- _Stored dataset items_
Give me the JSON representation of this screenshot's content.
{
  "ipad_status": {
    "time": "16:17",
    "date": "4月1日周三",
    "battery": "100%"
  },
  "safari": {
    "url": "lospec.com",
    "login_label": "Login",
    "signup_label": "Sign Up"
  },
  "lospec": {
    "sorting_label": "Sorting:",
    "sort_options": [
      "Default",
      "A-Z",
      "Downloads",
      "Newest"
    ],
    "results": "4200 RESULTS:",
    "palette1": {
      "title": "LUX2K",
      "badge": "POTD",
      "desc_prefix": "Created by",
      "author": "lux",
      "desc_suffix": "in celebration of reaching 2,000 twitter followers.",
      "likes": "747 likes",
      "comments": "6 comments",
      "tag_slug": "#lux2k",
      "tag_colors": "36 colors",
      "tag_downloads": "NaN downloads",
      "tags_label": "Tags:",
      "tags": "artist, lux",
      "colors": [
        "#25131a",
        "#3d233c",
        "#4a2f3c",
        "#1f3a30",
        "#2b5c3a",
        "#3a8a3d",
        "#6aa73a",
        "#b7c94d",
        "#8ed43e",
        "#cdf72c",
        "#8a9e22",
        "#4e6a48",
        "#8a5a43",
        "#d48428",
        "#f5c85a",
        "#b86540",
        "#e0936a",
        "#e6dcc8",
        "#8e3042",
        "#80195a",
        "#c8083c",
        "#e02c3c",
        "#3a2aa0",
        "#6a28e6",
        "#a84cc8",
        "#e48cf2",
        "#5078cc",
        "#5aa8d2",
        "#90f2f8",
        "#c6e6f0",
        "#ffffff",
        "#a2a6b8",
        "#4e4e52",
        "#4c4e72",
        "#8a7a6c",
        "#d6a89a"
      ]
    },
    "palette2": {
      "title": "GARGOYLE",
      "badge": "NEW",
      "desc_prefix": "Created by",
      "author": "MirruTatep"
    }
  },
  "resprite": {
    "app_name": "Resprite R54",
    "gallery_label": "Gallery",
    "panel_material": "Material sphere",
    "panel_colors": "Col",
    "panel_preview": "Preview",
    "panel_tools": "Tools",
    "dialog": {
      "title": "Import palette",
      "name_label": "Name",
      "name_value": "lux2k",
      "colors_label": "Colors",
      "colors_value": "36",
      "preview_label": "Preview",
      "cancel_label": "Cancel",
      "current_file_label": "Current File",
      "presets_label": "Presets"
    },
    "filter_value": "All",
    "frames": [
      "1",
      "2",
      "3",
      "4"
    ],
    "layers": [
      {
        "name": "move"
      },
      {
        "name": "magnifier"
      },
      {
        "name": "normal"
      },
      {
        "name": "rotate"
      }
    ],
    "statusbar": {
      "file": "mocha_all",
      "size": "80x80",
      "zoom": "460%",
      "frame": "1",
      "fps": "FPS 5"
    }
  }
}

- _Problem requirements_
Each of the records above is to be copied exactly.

- _Exercise output_
Give me the JSON representation of this screenshot's content.
{
  "ipad_status": {
    "time": "16:17",
    "date": "4月1日周三",
    "battery": "100%"
  },
  "safari": {
    "url": "lospec.com",
    "login_label": "Login",
    "signup_label": "Sign Up"
  },
  "lospec": {
    "sorting_label": "Sorting:",
    "sort_options": [
      "Default",
      "A-Z",
      "Downloads",
      "Newest"
    ],
    "results": "4200 RESULTS:",
    "palette1": {
      "title": "LUX2K",
      "badge": "POTD",
      "desc_prefix": "Created by",
      "author": "lux",
      "desc_suffix": "in celebration of reaching 2,000 twitter followers.",
      "likes": "747 likes",
      "comments": "6 comments",
      "tag_slug": "#lux2k",
      "tag_colors": "36 colors",
      "tag_downloads": "NaN downloads",
      "tags_label": "Tags:",
      "tags": "artist, lux",
      "colors": [
        "#25131a",
        "#3d233c",
        "#4a2f3c",
        "#1f3a30",
        "#2b5c3a",
        "#3a8a3d",
        "#6aa73a",
        "#b7c94d",
        "#8ed43e",
        "#cdf72c",
        "#8a9e22",
        "#4e6a48",
        "#8a5a43",
        "#d48428",
        "#f5c85a",
        "#b86540",
        "#e0936a",
        "#e6dcc8",
        "#8e3042",
        "#80195a",
        "#c8083c",
        "#e02c3c",
        "#3a2aa0",
        "#6a28e6",
        "#a84cc8",
        "#e48cf2",
        "#5078cc",
        "#5aa8d2",
        "#90f2f8",
        "#c6e6f0",
        "#ffffff",
        "#a2a6b8",
        "#4e4e52",
        "#4c4e72",
        "#8a7a6c",
        "#d6a89a"
      ]
    },
    "palette2": {
      "title": "GARGOYLE",
      "badge": "NEW",
      "desc_prefix": "Created by",
      "author": "MirruTatep"
    }
  },
  "resprite": {
    "app_name": "Resprite R54",
    "gallery_label": "Gallery",
    "panel_material": "Material sphere",
    "panel_colors": "Col",
    "panel_preview": "Preview",
    "panel_tools": "Tools",
    "dialog": {
      "title": "Import palette",
      "name_label": "Name",
      "name_value": "lux2k",
      "colors_label": "Colors",
      "colors_value": "36",
      "preview_label": "Preview",
      "cancel_label": "Cancel",
      "current_file_label": "Current File",
      "presets_label": "Presets"
    },
    "filter_value": "All",
    "frames": [
      "1",
      "2",
      "3",
      "4"
    ],
    "layers": [
      {
        "name": "move"
      },
      {
        "name": "magnifier"
      },
      {
        "name": "normal"
      },
      {
        "name": "rotate"
      }
    ],
    "statusbar": {
      "file": "mocha_all",
      "size": "80x80",
      "zoom": "460%",
      "frame": "1",
      "fps": "FPS 5"
    }
  }
}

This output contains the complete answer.